|Group/Series/Folder:||Record Group 8.15 - Institute for Advanced Study|
Series 3 - Audio-visual Materials
|Notes:||IAS distinguished lecture.|
Title from opening screen.
Abstract: A century after the development of quantum mechanics, scientists have reached exciting times where they have not only come to terms with the weird laws governing our world, but start to build computational devices that make use of these quantum effects. Quantum random number generators and quantum communication systems are already commercially available. Work on quantum computers is accelerating, and computational capabilities beyond that of any imaginable classical computer seem just over the horizon. In this lecture, the speaker discusses the origin of the exceptional computational power of quantum computers and how they may be used to solve important scientific, economic and societal problems that are impossible for classical computers.
Prof Matthias Troyer received his PhD in 1994 from ETH Zurich. He later spent 3 years at the University of Tokyo as a fellow of the Japanese Society for the Promotion of Sciences at the Institute for Solid State Physics. In 1998, he returned to ETH Zurich, where he eventually became a Professor of Computational Physics at the Institute for Theoretical Physics.
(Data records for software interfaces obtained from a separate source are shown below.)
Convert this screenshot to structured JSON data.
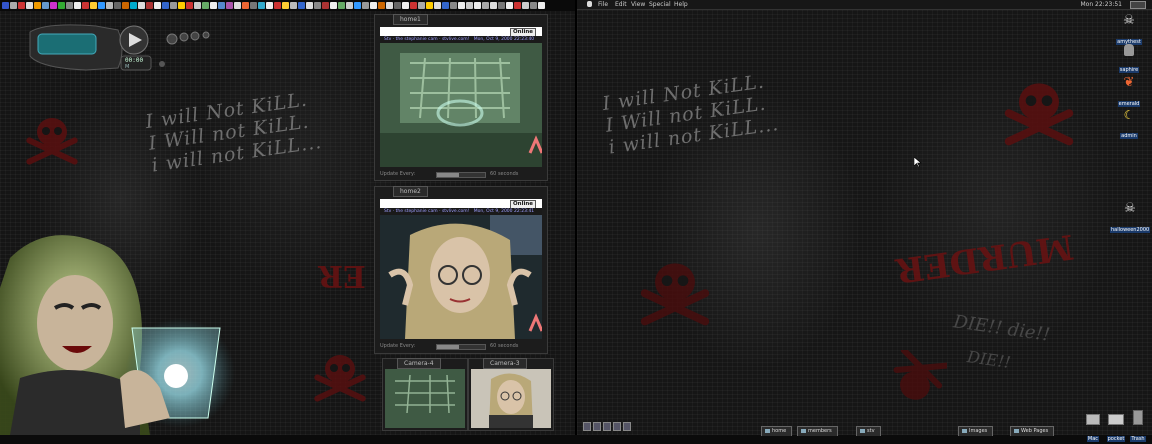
{
  "left_screen": {
    "graffiti": [
      "I will Not KiLL.",
      "I Will not KiLL.",
      "i will not KiLL..."
    ],
    "red_word": "ER"
  },
  "player": {
    "time": "00:00",
    "mode": "M"
  },
  "camera_windows": [
    {
      "tab": "home1",
      "header": "Stv · the stephanie cam · stvlive.com!",
      "date": "Mon, Oct 9, 2000  22:23:40",
      "status": "Online",
      "update_label": "Update Every:",
      "interval": "60 seconds",
      "progress": 0.45
    },
    {
      "tab": "home2",
      "header": "Stv · the stephanie cam · stvlive.com!",
      "date": "Mon, Oct 9, 2000  22:23:41",
      "status": "Online",
      "update_label": "Update Every:",
      "interval": "60 seconds",
      "progress": 0.45
    }
  ],
  "small_cameras": [
    {
      "label": "Camera-4"
    },
    {
      "label": "Camera-3"
    }
  ],
  "menubar": {
    "items": [
      "File",
      "Edit",
      "View",
      "Special",
      "Help"
    ],
    "clock": "Mon 22:23:51"
  },
  "right_screen": {
    "graffiti": [
      "I will Not KiLL.",
      "I Will not KiLL.",
      "i will not KiLL..."
    ],
    "red_word": "MURDER",
    "ghost_words": [
      "DIE!! die!!",
      "DIE!!"
    ]
  },
  "desktop_icons": [
    {
      "label": "amythest",
      "icon": "skull-icon"
    },
    {
      "label": "saphire",
      "icon": "bottle-icon"
    },
    {
      "label": "emerald",
      "icon": "leaf-icon"
    },
    {
      "label": "admin",
      "icon": "banana-icon"
    },
    {
      "label": "halloween2000",
      "icon": "skull-icon"
    }
  ],
  "bottom_tabs": [
    "home",
    "members",
    "stv",
    "Images",
    "Web Pages"
  ],
  "tray_icons": [
    {
      "label": "Mac"
    },
    {
      "label": "pocket"
    },
    {
      "label": "Trash"
    }
  ],
  "colors": {
    "accent_red": "#6a1212",
    "cam_green": "#6f9a75",
    "label_blue": "#1a3a6a"
  }
}
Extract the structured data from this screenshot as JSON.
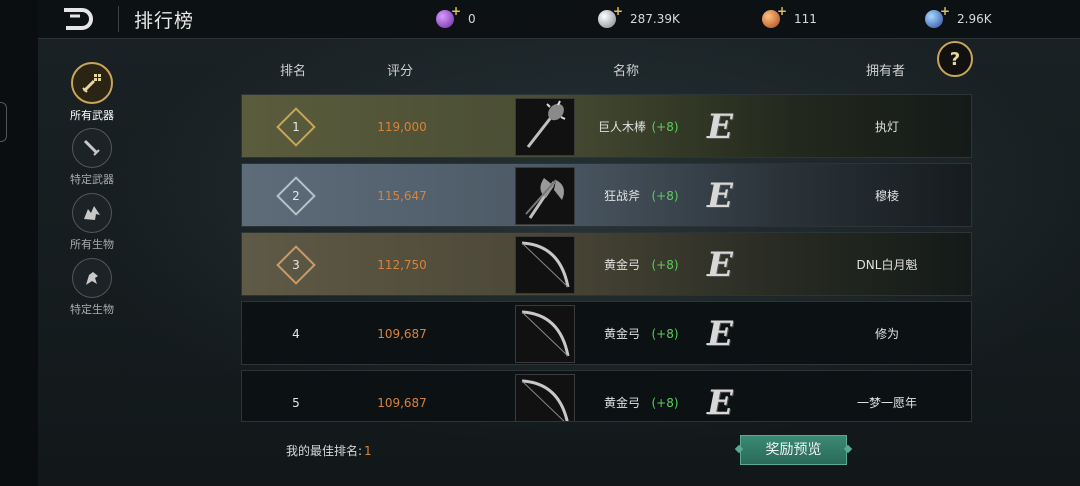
{
  "header": {
    "title": "排行榜"
  },
  "currencies": [
    {
      "icon": "purple-gem-icon",
      "value": "0",
      "color": "#9b4fd0"
    },
    {
      "icon": "silver-coin-icon",
      "value": "287.39K",
      "color": "#c0c6cc"
    },
    {
      "icon": "orange-crystal-icon",
      "value": "111",
      "color": "#e07a3a"
    },
    {
      "icon": "blue-orb-icon",
      "value": "2.96K",
      "color": "#4a8ad8"
    }
  ],
  "sidebar": {
    "items": [
      {
        "label": "所有武器",
        "icon": "sword-grid-icon",
        "active": true
      },
      {
        "label": "特定武器",
        "icon": "sword-icon",
        "active": false
      },
      {
        "label": "所有生物",
        "icon": "creature-group-icon",
        "active": false
      },
      {
        "label": "特定生物",
        "icon": "creature-icon",
        "active": false
      }
    ]
  },
  "table": {
    "headers": {
      "rank": "排名",
      "score": "评分",
      "name": "名称",
      "owner": "拥有者"
    },
    "rows": [
      {
        "rank": "1",
        "score": "119,000",
        "weapon": "巨人木棒",
        "enhance": "(+8)",
        "grade": "E",
        "owner": "执灯",
        "weapon_icon": "club-icon"
      },
      {
        "rank": "2",
        "score": "115,647",
        "weapon": "狂战斧",
        "enhance": "(+8)",
        "grade": "E",
        "owner": "穆棱",
        "weapon_icon": "axe-icon"
      },
      {
        "rank": "3",
        "score": "112,750",
        "weapon": "黄金弓",
        "enhance": "(+8)",
        "grade": "E",
        "owner": "DNL白月魁",
        "weapon_icon": "bow-icon"
      },
      {
        "rank": "4",
        "score": "109,687",
        "weapon": "黄金弓",
        "enhance": "(+8)",
        "grade": "E",
        "owner": "修为",
        "weapon_icon": "bow-icon"
      },
      {
        "rank": "5",
        "score": "109,687",
        "weapon": "黄金弓",
        "enhance": "(+8)",
        "grade": "E",
        "owner": "一梦一愿年",
        "weapon_icon": "bow-icon"
      }
    ]
  },
  "footer": {
    "best_label": "我的最佳排名:",
    "best_value": "1",
    "reward_button": "奖励预览"
  },
  "help_label": "?",
  "colors": {
    "accent_gold": "#c9a55a",
    "score_orange": "#d9823a",
    "enhance_green": "#5ccc5c",
    "button_teal": "#2f7a66"
  }
}
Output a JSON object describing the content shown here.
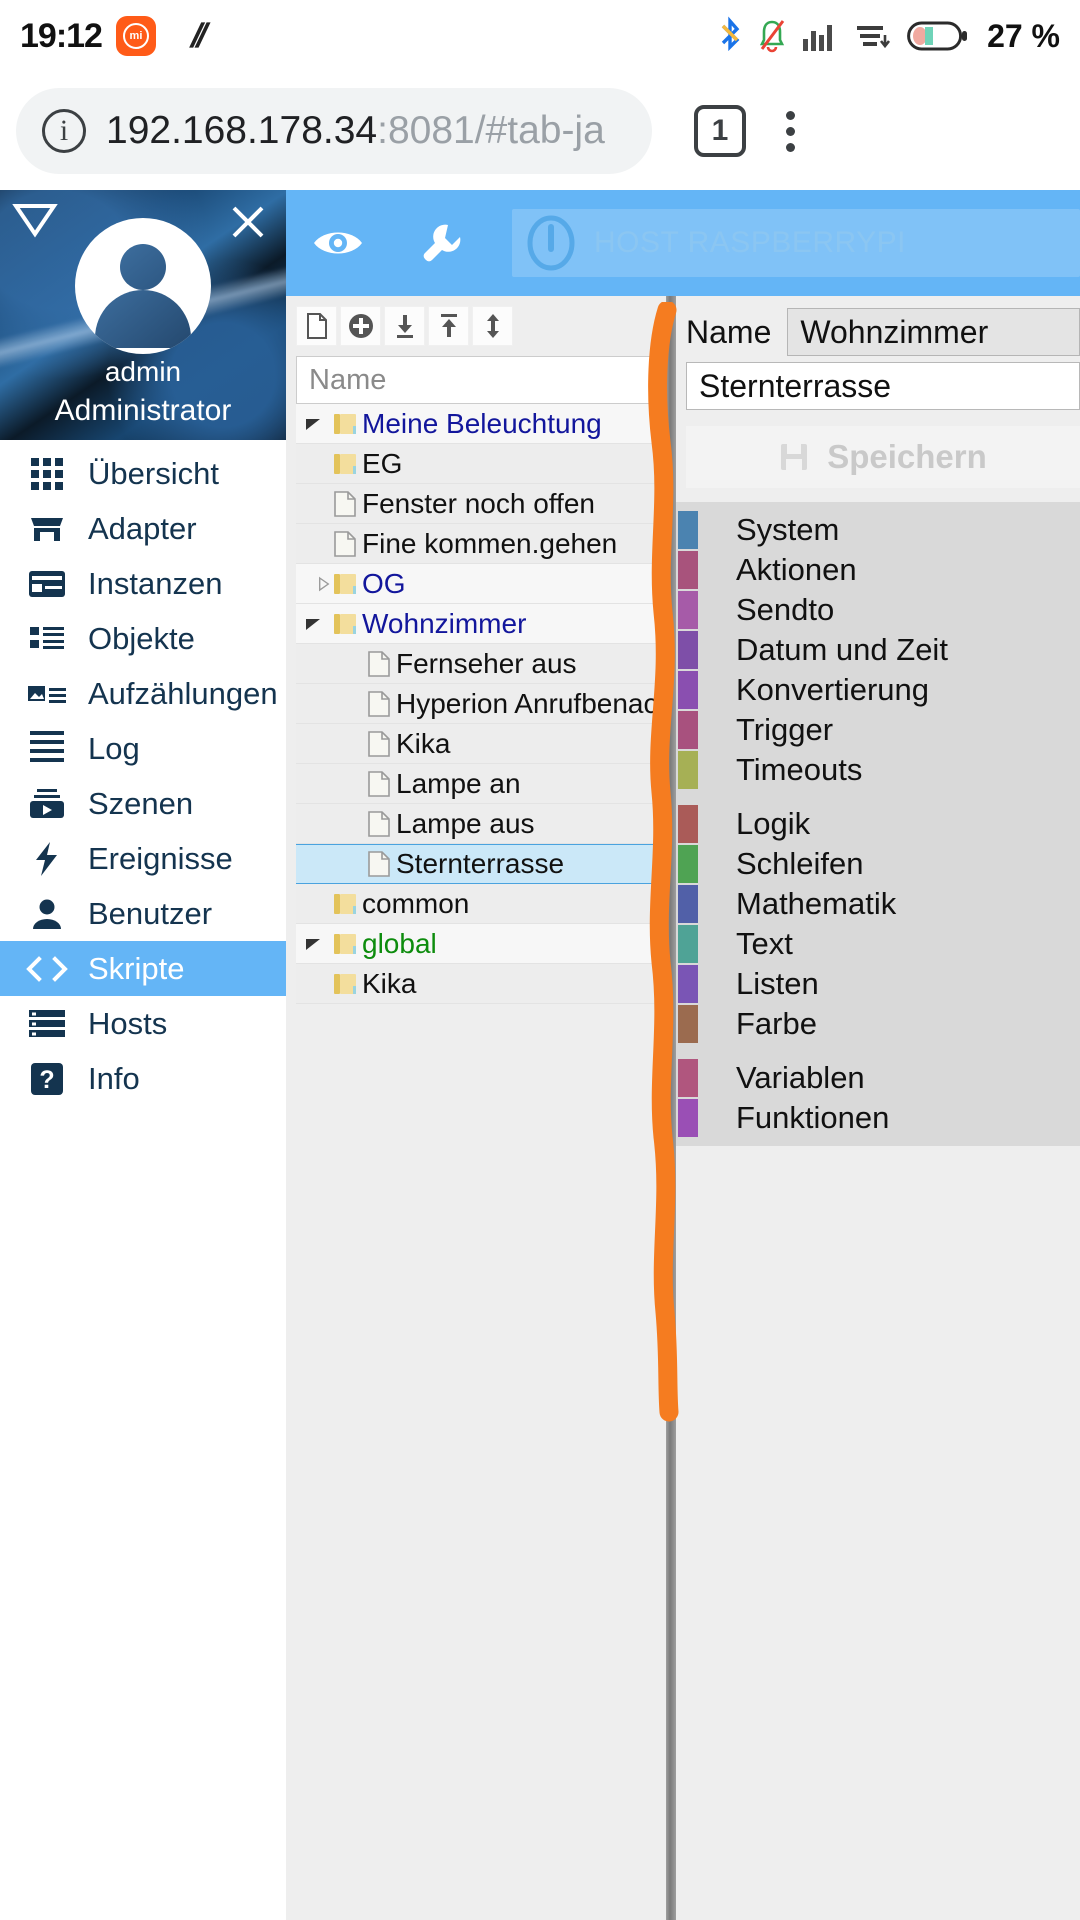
{
  "status_bar": {
    "time": "19:12",
    "carrier_badge": "mi",
    "vpn_icon": "slash-slash-icon",
    "icons": [
      "bluetooth-icon",
      "notification-muted-icon",
      "signal-bars-icon",
      "data-saver-icon",
      "battery-icon"
    ],
    "battery_percent": "27 %"
  },
  "browser": {
    "security_icon": "info-circle-icon",
    "url_host": "192.168.178.34",
    "url_rest": ":8081/#tab-ja",
    "tab_count": "1",
    "menu_icon": "kebab-menu-icon"
  },
  "drawer": {
    "collapse_icon": "collapse-triangle-icon",
    "close_icon": "close-icon",
    "avatar_icon": "user-avatar-icon",
    "username": "admin",
    "role": "Administrator",
    "items": [
      {
        "label": "Übersicht",
        "icon": "grid-icon",
        "active": false
      },
      {
        "label": "Adapter",
        "icon": "shop-icon",
        "active": false
      },
      {
        "label": "Instanzen",
        "icon": "card-icon",
        "active": false
      },
      {
        "label": "Objekte",
        "icon": "list-icon",
        "active": false
      },
      {
        "label": "Aufzählungen",
        "icon": "image-list-icon",
        "active": false
      },
      {
        "label": "Log",
        "icon": "lines-icon",
        "active": false
      },
      {
        "label": "Szenen",
        "icon": "play-box-icon",
        "active": false
      },
      {
        "label": "Ereignisse",
        "icon": "bolt-icon",
        "active": false
      },
      {
        "label": "Benutzer",
        "icon": "person-icon",
        "active": false
      },
      {
        "label": "Skripte",
        "icon": "code-icon",
        "active": true
      },
      {
        "label": "Hosts",
        "icon": "server-icon",
        "active": false
      },
      {
        "label": "Info",
        "icon": "question-icon",
        "active": false
      }
    ]
  },
  "appbar": {
    "eye_icon": "eye-icon",
    "wrench_icon": "wrench-icon",
    "host_power_icon": "power-info-icon",
    "host_label": "HOST RASPBERRYPI"
  },
  "tree_toolbar": [
    {
      "icon": "new-file-icon"
    },
    {
      "icon": "add-circle-icon"
    },
    {
      "icon": "import-icon"
    },
    {
      "icon": "export-icon"
    },
    {
      "icon": "expand-collapse-icon"
    }
  ],
  "tree": {
    "header": "Name",
    "rows": [
      {
        "label": "Meine Beleuchtung",
        "type": "folder",
        "indent": 0,
        "twist": "down",
        "selected": false,
        "color": "blue"
      },
      {
        "label": "EG",
        "type": "folder",
        "indent": 1,
        "twist": "none",
        "selected": false,
        "color": "plain"
      },
      {
        "label": "Fenster noch offen",
        "type": "file",
        "indent": 1,
        "twist": "none",
        "selected": false,
        "color": "plain"
      },
      {
        "label": "Fine kommen.gehen",
        "type": "file",
        "indent": 1,
        "twist": "none",
        "selected": false,
        "color": "plain"
      },
      {
        "label": "OG",
        "type": "folder",
        "indent": 0,
        "twist": "right",
        "selected": false,
        "color": "blue"
      },
      {
        "label": "Wohnzimmer",
        "type": "folder",
        "indent": 0,
        "twist": "down",
        "selected": false,
        "color": "blue"
      },
      {
        "label": "Fernseher aus",
        "type": "file",
        "indent": 2,
        "twist": "none",
        "selected": false,
        "color": "plain"
      },
      {
        "label": "Hyperion Anrufbenachrichtig",
        "type": "file",
        "indent": 2,
        "twist": "none",
        "selected": false,
        "color": "plain"
      },
      {
        "label": "Kika",
        "type": "file",
        "indent": 2,
        "twist": "none",
        "selected": false,
        "color": "plain"
      },
      {
        "label": "Lampe an",
        "type": "file",
        "indent": 2,
        "twist": "none",
        "selected": false,
        "color": "plain"
      },
      {
        "label": "Lampe aus",
        "type": "file",
        "indent": 2,
        "twist": "none",
        "selected": false,
        "color": "plain"
      },
      {
        "label": "Sternterrasse",
        "type": "file",
        "indent": 2,
        "twist": "none",
        "selected": true,
        "color": "plain"
      },
      {
        "label": "common",
        "type": "folder",
        "indent": 0,
        "twist": "none",
        "selected": false,
        "color": "plain"
      },
      {
        "label": "global",
        "type": "folder",
        "indent": 0,
        "twist": "down",
        "selected": false,
        "color": "green"
      },
      {
        "label": "Kika",
        "type": "folder",
        "indent": 1,
        "twist": "none",
        "selected": false,
        "color": "plain"
      }
    ]
  },
  "annotation": {
    "marker": "orange-hand-drawn-vertical-line"
  },
  "editor": {
    "name_label": "Name",
    "name_value": "Wohnzimmer",
    "script_name": "Sternterrasse",
    "save_icon": "save-disk-icon",
    "save_label": "Speichern",
    "categories": [
      {
        "label": "System",
        "color": "#4b83b0"
      },
      {
        "label": "Aktionen",
        "color": "#a8537c"
      },
      {
        "label": "Sendto",
        "color": "#a65ba8"
      },
      {
        "label": "Datum und Zeit",
        "color": "#7e4fa8"
      },
      {
        "label": "Konvertierung",
        "color": "#8a4fb0"
      },
      {
        "label": "Trigger",
        "color": "#a8517e"
      },
      {
        "label": "Timeouts",
        "color": "#a6b055"
      },
      {
        "gap": true
      },
      {
        "label": "Logik",
        "color": "#aa5b58"
      },
      {
        "label": "Schleifen",
        "color": "#4fa353"
      },
      {
        "label": "Mathematik",
        "color": "#5160a8"
      },
      {
        "label": "Text",
        "color": "#4fa396"
      },
      {
        "label": "Listen",
        "color": "#7a55b5"
      },
      {
        "label": "Farbe",
        "color": "#9b6b4f"
      },
      {
        "gap": true
      },
      {
        "label": "Variablen",
        "color": "#b0567e"
      },
      {
        "label": "Funktionen",
        "color": "#9a4fb5"
      }
    ]
  },
  "colors": {
    "accent": "#64b5f6",
    "drawer_text": "#14344f",
    "selection": "#cbe8f8",
    "marker": "#f57c20"
  }
}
Prof Troyer is currently on leave of absence from his position in ETH Zurich and become the Principal Researcher in the Quantum Architectures and Computation Group at Microsoft Research.
Prof Troyer’s research interests span a wide range of topics in computational science, including high performance computing, simulation of materials, quantum gases and quantum devices and recently also the modelling of island ecosystems. Frustrated by limitations of classical supercomputers, he has recently joined Microsoft to work on developing quantum computers.
Prof Troyer was elected a Trustee of the Aspen Center for Physics (2014) and Fellow of the American Physical Society (1994). He was also awarded the Aneesur Rahman Prize for Computational Physics by the American Physical Society (2016).
Duration: 82 min.
|Appears in Series:||8.15:3 - Audio-visual Materials|
Videos for Public -- Distinguished Lectures